There is no denying that the NWT department of Health and Social Services is failing to support families and protect children, deputy minister Debbie Delancey voiced again last week following meetings on a recent report by the auditor general exposing major gaps in services.
Delancey and other departmental staff met with MLAs and representatives of the auditor general’s office last week in Yellowknife to go over the long list of recommendations made in March meant to address critical problems with child protection and system-wide accountability in the NWT.
Those problems include a lack of follow-up by child protection workers on case files, a high percentage of unscreened foster homes and a lack of department-wide reporting, among other key measures meant to prevent kids from falling through the cracks – some of which were known about for years.
Sahtu MLA Norman Yakeleya said he was “appalled” at what he heard at the meetings about government inaction on the issues, likening the current child protection system to an extension of the “scoop” that accompanied Canada’s residential schools legacy, despite good intentions.
“We continue to see that this is another form of a long, sad policy of removing Aboriginal children…from their homes, no different than what was done in the ‘40s, ‘50s and ‘60s – and ‘70s – of the residential school era,” he told The Journal.
“We did a makeover and called it child and family services.”
Seriousness of crisis wasn’t known
While Delancey said the department was “not surprised” to learn of the systemic shortcomings, adding that many improvements have been in the works since the last legislative assembly when an internal review of child and family services was done, she noted the seriousness of many of the findings in the March report were not fully known previously.
“What I think is important is to note that some of the findings and conclusions in the current auditor general’s report were not raised in the previous report by the 16th Legislative Assembly,” she said.
“Although we knew the act was out of date, we knew there were pressures, we knew there were problems, some of the actual file audits they did that showed, for example, child protection workers not doing the adequate follow-up on foster care homes or not doing followup on implementing a plan of care agreement, or not doing the appropriate interviews with children, that was fairly new information.”
Some of that information had begun to come to light over the past year and a half through internal audits, Delancey said.
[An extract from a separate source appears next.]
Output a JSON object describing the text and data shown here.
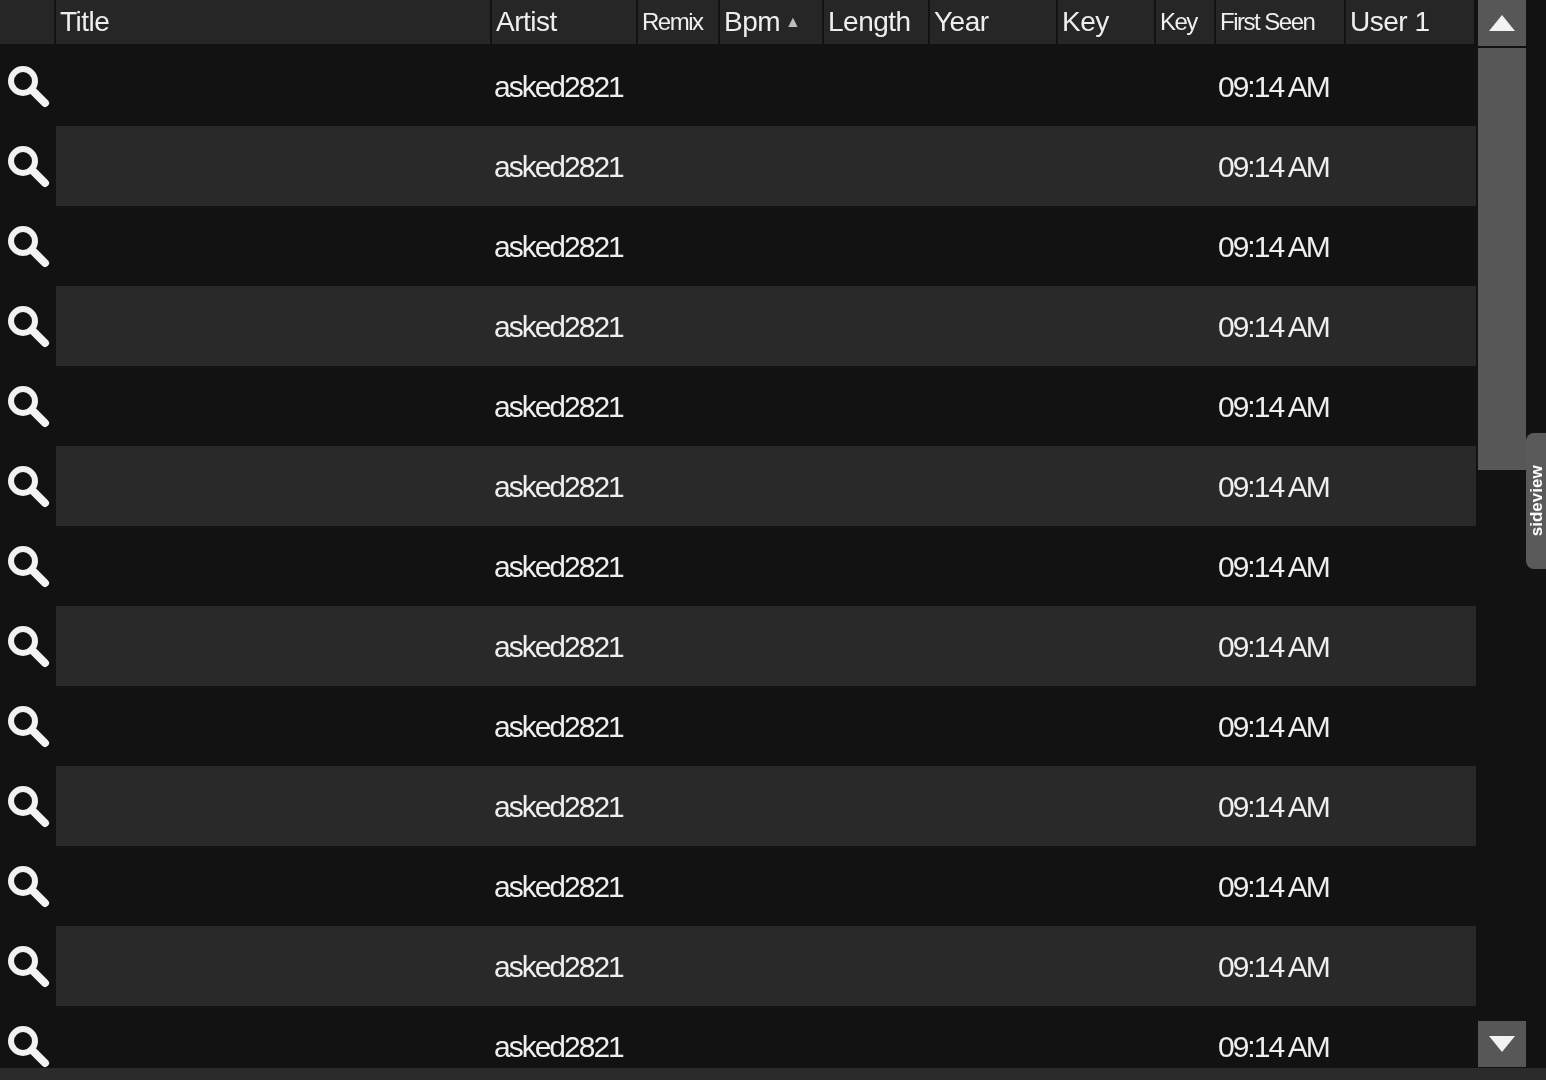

Other gaps in the accountability framework, identified by the auditor general in both the recent report and one made in 2011, are in the process of being solved.
Short-term fixes coming first
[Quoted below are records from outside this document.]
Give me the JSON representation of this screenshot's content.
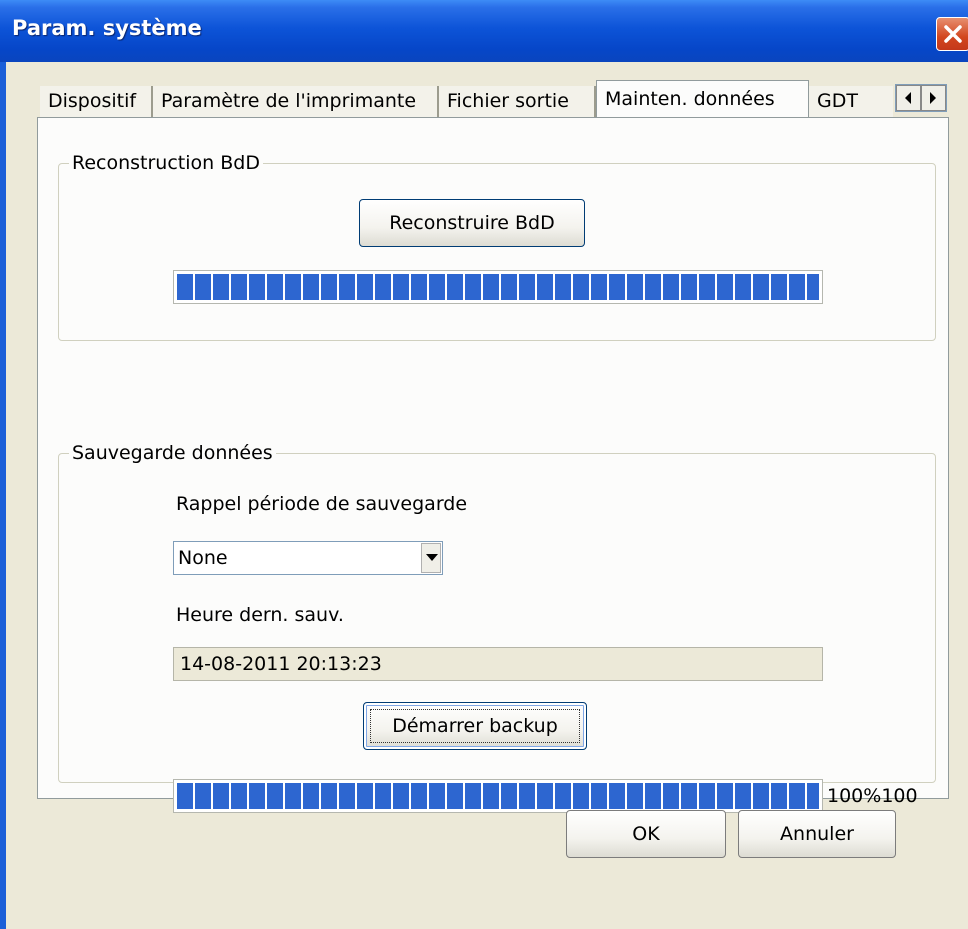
{
  "window": {
    "title": "Param. système"
  },
  "tabs": [
    {
      "label": "Dispositif",
      "active": false
    },
    {
      "label": "Paramètre de l'imprimante",
      "active": false
    },
    {
      "label": "Fichier sortie",
      "active": false
    },
    {
      "label": "Mainten. données",
      "active": true
    },
    {
      "label": "GDT",
      "active": false
    }
  ],
  "rebuild_group": {
    "title": "Reconstruction BdD",
    "button_label": "Reconstruire BdD",
    "progress_fraction": 1.0
  },
  "backup_group": {
    "title": "Sauvegarde données",
    "reminder_label": "Rappel période de sauvegarde",
    "reminder_value": "None",
    "last_backup_label": "Heure dern. sauv.",
    "last_backup_value": "14-08-2011 20:13:23",
    "start_button_label": "Démarrer backup",
    "progress_fraction": 1.0,
    "progress_text": "100%100"
  },
  "footer": {
    "ok_label": "OK",
    "cancel_label": "Annuler"
  },
  "colors": {
    "progress_fill": "#2d66d0",
    "titlebar": "#0a4fd2",
    "dialog_bg": "#ece9d8"
  },
  "icons": [
    "close-icon",
    "tab-scroll-left-icon",
    "tab-scroll-right-icon",
    "dropdown-arrow-icon"
  ]
}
While the system as a whole needs major upgrades, Delancey said the alarming findings about the state of child protection in the NWT have pushed the department to find short-term solutions for the immediate crisis in the interim.
“We have to do the short-term fixes in the way we’re administering the system today, because clearly it’s failing children, but it’s more important that we make this paradigm shift where we’re supporting families to keep kids in their homes rather than having them come into care,” she said.
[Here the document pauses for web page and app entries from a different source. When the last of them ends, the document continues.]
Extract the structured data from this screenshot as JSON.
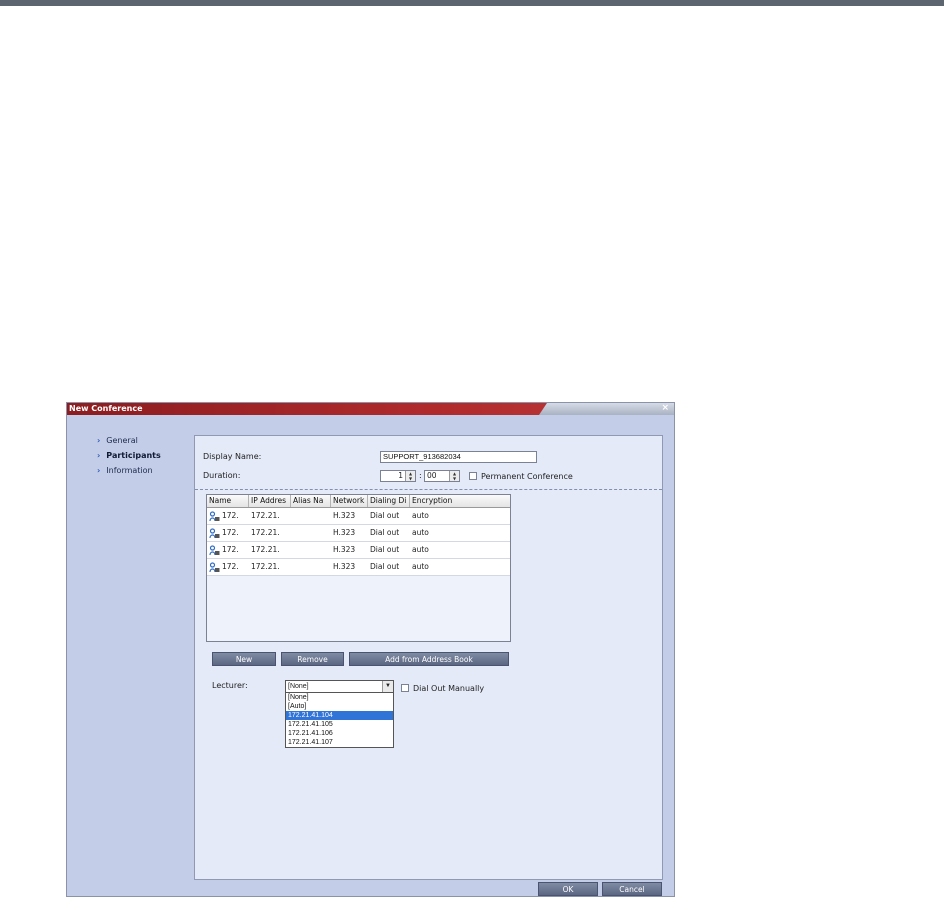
{
  "dialog": {
    "title": "New Conference",
    "close": "×"
  },
  "nav": {
    "items": [
      {
        "label": "General",
        "active": false
      },
      {
        "label": "Participants",
        "active": true
      },
      {
        "label": "Information",
        "active": false
      }
    ]
  },
  "form": {
    "display_name_label": "Display Name:",
    "display_name_value": "SUPPORT_913682034",
    "duration_label": "Duration:",
    "duration_hours": "1",
    "duration_sep": ":",
    "duration_minutes": "00",
    "permanent_label": "Permanent Conference"
  },
  "grid": {
    "headers": [
      "Name",
      "IP Addres",
      "Alias Na",
      "Network",
      "Dialing Di",
      "Encryption"
    ],
    "rows": [
      [
        "172.",
        "172.21.",
        "",
        "H.323",
        "Dial out",
        "auto"
      ],
      [
        "172.",
        "172.21.",
        "",
        "H.323",
        "Dial out",
        "auto"
      ],
      [
        "172.",
        "172.21.",
        "",
        "H.323",
        "Dial out",
        "auto"
      ],
      [
        "172.",
        "172.21.",
        "",
        "H.323",
        "Dial out",
        "auto"
      ]
    ]
  },
  "buttons": {
    "new": "New",
    "remove": "Remove",
    "add_from_address_book": "Add from Address Book",
    "ok": "OK",
    "cancel": "Cancel"
  },
  "lecturer": {
    "label": "Lecturer:",
    "selected": "[None]",
    "dial_out_manually": "Dial Out Manually",
    "options": [
      "[None]",
      "[Auto]",
      "172.21.41.104",
      "172.21.41.105",
      "172.21.41.106",
      "172.21.41.107"
    ],
    "highlighted_index": 2
  }
}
To start, the department will be designating the CEOs of each regional health authority to oversee child and family services as an assistant director – a measure that will make reporting and accountability much simpler and more effective. That will come this summer after each has received the necessary training.
In addition, the information system is being updated to include compliance monitoring: digital red flags that will remind protection workers to do their follow-ups and report to supervisors when work is not being done.
Because that will take time to build, Delancey said in the meantime the department is enforcing a system of quarterly reporting to begin in September.
Keeping children in their homes
Yakeleya said he wants to see more ways that communities and Aboriginal governments can work with the department to keep children – especially of Aboriginal families – in their homes.
“I’d like to see Aboriginal people in the communities working closely with the families, where they can do budgeting, family work, counselling – work with the families, keep the children with the families,” he said.
In the NWT, the vast majority of children in foster care are apprehended in cases of neglect, often due to a combination of drug or alcohol addictions and poverty. Most of those are Aboriginal.
Delancey said the department recognizes the difference between children who are at risk due to outright abuse versus those at risk due to neglect, and needs to develop new ways of addressing that difference.
“The idea is we can’t treat all those situations the same. We need to find a way…to work with families so that instead of taking children out of those homes, you build on the family’s strengths – a more supportive approach to families at risk, the idea being to create a circle around the family so the kid is not at risk. It requires a shift in thinking.”
Whether that means new money or new ways of using money, Delancey said the department doesn’t know yet. One idea is to create a sort of a “family preservation worker,” like that mentioned by Yakeleya, who may not be a GNWT employee but part of an NGO or interagency.
Additionally, the department plans to continue working with communities to establish child and family services committees across the territory. While that initiative has failed, thus far, Delancey said it’s time to go back to the drawing board and find ways each community and Aboriginal government wants to and can be involved in supporting families.
“First of all, in a small community, that’s a really tough role to play – in taking away someone’s child. So I think what we need to do, and we need to change the legislation or initially work outside the legislation…is to work at the community level and say, ‘Where do you want to be involved in supporting families? Let’s work together.’”